- EXERCISE REQUIREMENTS -
Compute how many lines in the entries below include the string "viewers". Only the number is wanted.

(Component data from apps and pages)
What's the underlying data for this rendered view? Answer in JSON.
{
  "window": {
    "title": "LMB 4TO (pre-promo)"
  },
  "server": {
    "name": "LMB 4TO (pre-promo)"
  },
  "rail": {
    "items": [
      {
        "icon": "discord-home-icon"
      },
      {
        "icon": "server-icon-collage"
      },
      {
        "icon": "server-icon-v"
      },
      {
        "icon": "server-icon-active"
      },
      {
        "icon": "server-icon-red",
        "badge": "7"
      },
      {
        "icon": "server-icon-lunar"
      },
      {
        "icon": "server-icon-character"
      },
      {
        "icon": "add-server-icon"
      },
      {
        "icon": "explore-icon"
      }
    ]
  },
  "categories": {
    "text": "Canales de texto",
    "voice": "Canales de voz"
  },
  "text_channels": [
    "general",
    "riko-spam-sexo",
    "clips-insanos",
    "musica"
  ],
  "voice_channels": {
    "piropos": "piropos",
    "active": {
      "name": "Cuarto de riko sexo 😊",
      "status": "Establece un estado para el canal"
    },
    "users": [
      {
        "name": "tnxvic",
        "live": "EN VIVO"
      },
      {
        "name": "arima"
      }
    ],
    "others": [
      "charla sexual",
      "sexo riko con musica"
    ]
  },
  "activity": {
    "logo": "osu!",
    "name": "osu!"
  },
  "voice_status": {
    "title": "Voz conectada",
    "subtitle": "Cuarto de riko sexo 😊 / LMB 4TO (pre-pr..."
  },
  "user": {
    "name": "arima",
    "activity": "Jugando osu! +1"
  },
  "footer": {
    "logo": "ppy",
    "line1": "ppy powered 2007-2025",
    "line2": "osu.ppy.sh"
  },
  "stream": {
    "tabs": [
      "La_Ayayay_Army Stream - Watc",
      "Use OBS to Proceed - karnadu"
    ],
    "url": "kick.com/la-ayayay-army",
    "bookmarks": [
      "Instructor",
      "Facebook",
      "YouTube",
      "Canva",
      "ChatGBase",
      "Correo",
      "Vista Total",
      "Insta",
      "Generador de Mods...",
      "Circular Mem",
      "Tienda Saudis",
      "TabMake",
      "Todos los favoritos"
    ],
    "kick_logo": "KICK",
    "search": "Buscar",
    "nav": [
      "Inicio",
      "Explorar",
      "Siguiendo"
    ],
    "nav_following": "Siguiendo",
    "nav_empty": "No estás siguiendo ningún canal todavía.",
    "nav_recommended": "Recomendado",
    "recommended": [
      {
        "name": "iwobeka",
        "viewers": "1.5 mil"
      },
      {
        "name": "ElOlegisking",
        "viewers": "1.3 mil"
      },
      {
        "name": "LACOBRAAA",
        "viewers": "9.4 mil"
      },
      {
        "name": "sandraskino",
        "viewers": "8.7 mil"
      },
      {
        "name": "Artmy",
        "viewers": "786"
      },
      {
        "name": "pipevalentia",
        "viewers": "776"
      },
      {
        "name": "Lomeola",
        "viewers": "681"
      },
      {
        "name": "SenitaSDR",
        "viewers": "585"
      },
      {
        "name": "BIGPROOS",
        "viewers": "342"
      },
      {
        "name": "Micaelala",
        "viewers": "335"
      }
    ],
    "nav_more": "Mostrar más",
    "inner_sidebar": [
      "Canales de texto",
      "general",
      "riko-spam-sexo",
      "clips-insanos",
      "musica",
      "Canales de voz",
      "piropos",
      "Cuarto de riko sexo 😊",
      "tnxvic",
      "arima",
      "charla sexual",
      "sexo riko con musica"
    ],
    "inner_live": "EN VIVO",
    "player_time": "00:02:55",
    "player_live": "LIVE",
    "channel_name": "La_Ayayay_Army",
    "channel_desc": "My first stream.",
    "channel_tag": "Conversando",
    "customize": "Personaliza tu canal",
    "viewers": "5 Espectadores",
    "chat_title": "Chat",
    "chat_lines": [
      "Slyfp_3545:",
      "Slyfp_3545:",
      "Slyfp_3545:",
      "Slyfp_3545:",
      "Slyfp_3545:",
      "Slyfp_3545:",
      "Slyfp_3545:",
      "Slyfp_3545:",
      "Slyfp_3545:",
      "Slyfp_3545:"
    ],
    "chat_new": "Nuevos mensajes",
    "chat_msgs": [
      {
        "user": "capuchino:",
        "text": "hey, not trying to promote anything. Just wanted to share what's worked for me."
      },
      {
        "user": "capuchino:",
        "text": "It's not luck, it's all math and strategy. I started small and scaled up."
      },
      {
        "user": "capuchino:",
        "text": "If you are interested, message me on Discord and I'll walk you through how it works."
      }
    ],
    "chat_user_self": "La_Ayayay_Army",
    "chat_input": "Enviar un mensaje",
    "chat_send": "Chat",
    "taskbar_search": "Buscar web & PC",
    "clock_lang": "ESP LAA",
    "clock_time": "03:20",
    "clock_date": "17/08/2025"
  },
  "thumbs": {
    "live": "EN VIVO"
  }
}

- EXERCISE SOLUTION -
11